__What you need to do__
Would you please copy each line of the listing that mentions "digital"?

*** Block opens ***

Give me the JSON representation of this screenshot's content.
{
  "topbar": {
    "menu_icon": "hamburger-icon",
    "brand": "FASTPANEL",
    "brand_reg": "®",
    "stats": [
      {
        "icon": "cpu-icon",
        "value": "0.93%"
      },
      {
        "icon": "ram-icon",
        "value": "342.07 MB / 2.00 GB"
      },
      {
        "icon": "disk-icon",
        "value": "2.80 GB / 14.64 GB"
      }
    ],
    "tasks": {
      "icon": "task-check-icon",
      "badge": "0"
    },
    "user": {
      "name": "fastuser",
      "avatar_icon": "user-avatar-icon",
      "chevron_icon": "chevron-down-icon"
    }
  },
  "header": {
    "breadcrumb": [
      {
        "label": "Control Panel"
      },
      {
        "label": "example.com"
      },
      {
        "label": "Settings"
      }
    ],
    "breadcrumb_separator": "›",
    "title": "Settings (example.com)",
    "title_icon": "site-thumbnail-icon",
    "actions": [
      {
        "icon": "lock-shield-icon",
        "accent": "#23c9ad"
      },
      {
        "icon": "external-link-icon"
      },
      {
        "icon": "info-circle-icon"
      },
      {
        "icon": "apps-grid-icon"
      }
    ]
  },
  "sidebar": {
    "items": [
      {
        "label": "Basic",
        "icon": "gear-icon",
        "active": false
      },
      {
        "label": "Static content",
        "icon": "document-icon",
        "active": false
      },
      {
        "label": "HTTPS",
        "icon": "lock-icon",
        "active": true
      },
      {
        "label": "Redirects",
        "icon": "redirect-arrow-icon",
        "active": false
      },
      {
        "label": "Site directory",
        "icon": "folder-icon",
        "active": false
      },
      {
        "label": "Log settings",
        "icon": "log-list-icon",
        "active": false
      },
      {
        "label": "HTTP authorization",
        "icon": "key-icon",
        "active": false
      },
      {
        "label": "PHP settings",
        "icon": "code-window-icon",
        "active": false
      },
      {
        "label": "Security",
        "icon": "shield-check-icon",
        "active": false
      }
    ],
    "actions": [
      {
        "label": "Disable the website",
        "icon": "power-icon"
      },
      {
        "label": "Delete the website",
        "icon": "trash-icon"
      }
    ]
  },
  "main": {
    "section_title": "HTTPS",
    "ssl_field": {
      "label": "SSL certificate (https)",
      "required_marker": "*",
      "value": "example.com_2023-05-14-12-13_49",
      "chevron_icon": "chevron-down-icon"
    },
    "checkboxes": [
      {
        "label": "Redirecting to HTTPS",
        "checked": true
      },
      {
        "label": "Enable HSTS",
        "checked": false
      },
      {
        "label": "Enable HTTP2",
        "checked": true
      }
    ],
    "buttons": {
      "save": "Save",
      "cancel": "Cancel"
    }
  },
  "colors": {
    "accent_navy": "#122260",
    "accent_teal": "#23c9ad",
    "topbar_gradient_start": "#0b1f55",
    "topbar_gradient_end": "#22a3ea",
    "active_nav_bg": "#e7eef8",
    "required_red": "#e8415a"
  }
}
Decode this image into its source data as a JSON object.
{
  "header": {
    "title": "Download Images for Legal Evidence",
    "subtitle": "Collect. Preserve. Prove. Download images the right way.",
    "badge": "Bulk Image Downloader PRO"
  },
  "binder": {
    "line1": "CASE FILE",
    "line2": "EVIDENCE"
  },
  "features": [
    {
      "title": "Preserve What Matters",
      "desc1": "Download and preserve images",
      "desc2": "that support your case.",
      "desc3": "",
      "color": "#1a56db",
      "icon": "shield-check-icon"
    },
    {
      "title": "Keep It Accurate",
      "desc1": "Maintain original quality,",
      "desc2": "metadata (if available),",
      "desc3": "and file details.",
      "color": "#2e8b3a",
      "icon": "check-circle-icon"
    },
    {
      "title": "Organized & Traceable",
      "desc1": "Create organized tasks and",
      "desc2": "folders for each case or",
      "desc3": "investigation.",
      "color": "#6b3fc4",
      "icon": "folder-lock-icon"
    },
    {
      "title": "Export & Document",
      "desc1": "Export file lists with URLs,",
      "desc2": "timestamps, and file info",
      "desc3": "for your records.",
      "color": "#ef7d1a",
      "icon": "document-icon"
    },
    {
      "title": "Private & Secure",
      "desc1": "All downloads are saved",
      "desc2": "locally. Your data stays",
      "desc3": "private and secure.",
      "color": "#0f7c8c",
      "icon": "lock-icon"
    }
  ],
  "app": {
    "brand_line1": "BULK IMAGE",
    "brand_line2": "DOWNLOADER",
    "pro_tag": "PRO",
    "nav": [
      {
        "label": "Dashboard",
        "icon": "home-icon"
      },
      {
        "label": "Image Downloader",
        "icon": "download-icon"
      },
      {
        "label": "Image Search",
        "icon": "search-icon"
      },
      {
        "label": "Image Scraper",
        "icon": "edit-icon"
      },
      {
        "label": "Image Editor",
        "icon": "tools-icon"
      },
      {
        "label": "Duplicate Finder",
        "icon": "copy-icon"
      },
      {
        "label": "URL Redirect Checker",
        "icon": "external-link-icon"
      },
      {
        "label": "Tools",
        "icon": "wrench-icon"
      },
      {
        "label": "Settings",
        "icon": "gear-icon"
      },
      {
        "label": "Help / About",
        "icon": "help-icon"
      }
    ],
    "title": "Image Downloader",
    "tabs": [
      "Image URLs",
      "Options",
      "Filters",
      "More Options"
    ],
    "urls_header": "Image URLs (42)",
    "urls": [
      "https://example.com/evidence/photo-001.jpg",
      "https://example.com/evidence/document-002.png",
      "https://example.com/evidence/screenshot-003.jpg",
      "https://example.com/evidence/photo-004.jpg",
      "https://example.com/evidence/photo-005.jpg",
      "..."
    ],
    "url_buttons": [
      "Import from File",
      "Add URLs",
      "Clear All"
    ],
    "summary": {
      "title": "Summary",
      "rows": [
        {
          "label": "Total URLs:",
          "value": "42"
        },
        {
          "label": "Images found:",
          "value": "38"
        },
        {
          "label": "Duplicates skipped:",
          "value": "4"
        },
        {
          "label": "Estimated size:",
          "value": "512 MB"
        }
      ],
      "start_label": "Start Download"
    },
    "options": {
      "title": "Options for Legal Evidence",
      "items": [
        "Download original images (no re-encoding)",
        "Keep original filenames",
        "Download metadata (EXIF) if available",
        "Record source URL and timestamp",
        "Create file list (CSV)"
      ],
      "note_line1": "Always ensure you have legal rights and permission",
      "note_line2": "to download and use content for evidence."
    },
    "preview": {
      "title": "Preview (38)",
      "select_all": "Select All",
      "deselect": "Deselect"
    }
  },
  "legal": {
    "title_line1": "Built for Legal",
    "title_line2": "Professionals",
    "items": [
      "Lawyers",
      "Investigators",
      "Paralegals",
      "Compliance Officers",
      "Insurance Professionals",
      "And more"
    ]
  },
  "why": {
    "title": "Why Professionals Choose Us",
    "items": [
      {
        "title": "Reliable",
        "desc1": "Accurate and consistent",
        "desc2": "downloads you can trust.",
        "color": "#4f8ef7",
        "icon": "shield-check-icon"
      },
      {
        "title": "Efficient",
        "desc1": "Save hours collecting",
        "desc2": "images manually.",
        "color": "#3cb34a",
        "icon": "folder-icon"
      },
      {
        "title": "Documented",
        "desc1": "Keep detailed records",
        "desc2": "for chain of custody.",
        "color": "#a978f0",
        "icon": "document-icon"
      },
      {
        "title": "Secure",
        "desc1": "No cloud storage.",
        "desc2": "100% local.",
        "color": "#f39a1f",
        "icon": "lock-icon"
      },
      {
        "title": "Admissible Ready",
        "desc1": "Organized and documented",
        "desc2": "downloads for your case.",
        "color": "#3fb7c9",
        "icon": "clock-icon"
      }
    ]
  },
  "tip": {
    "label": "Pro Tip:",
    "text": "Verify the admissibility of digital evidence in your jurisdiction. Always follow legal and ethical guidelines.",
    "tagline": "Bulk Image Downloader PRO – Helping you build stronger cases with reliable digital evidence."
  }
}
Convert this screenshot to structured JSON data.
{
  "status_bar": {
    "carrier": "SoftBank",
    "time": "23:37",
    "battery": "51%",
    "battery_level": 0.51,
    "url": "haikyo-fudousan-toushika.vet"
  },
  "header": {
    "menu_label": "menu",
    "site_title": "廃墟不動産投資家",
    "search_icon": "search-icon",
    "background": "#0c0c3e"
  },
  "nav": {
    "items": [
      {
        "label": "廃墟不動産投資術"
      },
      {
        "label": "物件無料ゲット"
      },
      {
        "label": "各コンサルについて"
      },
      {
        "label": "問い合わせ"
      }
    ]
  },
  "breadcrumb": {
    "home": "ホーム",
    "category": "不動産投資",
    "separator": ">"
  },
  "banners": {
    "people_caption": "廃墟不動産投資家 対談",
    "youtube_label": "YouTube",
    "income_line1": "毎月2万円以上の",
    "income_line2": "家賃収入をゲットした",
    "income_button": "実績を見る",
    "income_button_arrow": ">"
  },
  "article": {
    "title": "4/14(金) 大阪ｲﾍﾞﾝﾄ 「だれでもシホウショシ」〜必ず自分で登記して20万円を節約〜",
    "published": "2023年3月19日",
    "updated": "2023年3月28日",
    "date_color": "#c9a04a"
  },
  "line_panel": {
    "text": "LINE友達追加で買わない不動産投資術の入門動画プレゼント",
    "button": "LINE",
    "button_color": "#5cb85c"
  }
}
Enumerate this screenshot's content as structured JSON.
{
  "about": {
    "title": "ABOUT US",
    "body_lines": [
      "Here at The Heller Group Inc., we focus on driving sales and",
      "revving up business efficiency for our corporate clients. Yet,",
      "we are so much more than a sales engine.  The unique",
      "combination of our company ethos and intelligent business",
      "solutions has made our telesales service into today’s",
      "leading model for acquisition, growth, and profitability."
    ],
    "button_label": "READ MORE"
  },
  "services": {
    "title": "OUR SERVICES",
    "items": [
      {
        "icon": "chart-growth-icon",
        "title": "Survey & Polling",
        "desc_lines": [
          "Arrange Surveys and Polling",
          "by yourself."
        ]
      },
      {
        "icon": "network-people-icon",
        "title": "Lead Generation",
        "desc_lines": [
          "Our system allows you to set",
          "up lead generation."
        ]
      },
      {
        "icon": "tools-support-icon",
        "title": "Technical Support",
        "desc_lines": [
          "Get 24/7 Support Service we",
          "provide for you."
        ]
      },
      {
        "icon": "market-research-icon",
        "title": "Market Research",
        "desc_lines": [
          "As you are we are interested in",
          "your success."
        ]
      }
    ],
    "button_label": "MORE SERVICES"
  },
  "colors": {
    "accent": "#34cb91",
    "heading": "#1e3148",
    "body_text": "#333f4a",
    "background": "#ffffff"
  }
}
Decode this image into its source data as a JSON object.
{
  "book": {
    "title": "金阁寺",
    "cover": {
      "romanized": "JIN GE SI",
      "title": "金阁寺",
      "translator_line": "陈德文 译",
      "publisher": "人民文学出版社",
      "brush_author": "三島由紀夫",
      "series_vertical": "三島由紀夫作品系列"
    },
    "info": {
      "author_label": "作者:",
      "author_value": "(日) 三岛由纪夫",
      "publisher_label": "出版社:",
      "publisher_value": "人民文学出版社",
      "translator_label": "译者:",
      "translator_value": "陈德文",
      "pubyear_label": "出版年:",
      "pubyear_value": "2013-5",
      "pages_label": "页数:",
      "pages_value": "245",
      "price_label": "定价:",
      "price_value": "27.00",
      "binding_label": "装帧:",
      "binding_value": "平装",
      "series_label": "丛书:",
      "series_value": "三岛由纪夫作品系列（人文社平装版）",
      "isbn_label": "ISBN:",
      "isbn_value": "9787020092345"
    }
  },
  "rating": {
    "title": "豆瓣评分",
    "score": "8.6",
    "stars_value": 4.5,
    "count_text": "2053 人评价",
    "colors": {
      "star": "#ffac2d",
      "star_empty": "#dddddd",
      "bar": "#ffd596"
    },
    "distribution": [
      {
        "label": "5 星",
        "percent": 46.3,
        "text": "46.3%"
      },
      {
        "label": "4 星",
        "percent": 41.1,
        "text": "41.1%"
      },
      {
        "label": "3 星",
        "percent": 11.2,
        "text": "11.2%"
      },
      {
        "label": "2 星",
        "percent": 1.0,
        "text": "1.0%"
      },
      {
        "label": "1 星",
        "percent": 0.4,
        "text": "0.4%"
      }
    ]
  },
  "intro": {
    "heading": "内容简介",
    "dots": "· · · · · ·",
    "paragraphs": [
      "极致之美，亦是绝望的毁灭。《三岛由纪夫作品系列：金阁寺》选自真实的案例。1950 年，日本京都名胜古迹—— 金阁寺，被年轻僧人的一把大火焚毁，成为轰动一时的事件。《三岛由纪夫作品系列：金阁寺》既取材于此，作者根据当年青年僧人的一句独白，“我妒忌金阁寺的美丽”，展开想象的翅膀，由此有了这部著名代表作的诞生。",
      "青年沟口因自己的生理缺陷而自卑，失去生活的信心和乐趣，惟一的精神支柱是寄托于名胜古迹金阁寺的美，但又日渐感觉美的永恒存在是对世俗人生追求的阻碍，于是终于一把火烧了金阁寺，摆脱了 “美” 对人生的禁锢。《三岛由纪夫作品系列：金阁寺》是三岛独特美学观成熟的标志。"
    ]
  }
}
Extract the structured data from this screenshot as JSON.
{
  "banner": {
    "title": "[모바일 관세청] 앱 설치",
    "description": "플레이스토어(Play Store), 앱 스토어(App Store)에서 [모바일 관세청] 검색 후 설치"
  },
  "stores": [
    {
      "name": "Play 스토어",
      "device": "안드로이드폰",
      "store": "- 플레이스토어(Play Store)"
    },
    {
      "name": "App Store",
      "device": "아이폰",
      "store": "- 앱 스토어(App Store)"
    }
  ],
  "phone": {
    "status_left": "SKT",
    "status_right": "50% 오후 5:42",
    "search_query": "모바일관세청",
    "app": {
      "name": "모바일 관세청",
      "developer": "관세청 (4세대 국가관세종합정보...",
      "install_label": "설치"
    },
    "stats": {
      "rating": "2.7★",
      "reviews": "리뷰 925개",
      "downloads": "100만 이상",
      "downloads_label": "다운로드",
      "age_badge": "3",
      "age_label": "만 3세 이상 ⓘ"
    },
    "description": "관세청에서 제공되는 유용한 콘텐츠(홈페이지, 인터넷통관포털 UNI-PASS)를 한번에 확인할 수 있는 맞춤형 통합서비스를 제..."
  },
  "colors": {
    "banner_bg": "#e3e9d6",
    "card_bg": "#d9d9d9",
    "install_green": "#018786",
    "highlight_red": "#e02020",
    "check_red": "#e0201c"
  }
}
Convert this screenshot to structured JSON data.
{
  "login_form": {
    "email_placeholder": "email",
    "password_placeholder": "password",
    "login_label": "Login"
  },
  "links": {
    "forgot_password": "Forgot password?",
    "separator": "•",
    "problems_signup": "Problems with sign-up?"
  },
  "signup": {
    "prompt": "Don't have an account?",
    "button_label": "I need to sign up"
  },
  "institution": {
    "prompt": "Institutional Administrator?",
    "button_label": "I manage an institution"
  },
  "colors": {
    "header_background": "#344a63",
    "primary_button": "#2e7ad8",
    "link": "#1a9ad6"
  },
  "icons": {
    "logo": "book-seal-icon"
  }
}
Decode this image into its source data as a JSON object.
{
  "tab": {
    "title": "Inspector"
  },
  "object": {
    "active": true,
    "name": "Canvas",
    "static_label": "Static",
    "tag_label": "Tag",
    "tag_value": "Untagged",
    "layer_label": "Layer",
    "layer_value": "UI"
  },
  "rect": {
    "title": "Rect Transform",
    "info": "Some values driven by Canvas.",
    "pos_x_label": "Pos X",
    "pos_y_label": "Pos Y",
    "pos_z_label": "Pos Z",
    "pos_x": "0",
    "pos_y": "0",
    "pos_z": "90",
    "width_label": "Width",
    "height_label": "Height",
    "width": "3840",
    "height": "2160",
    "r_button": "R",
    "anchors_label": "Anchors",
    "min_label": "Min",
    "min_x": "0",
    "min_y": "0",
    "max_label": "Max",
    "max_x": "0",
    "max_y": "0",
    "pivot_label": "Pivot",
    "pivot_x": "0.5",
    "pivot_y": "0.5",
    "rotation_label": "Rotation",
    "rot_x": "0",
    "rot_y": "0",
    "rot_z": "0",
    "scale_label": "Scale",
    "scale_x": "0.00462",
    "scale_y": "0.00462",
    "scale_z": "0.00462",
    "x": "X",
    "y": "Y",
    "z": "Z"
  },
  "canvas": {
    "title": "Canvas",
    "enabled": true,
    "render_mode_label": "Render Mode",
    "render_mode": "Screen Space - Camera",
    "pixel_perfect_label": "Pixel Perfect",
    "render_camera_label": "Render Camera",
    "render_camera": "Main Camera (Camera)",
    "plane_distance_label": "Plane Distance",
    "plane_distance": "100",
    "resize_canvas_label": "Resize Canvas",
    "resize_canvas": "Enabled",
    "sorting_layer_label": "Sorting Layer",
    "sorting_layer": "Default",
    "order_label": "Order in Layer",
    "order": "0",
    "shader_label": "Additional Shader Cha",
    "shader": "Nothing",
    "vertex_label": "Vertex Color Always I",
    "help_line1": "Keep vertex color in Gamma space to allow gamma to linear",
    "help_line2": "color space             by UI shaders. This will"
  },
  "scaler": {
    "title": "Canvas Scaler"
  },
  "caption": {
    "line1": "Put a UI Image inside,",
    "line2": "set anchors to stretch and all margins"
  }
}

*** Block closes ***

__Completed task__
    "text": "Verify the admissibility of digital evidence in your jurisdiction. Always follow legal and ethical guidelines.",
    "tagline": "Bulk Image Downloader PRO – Helping you build stronger cases with reliable digital evidence."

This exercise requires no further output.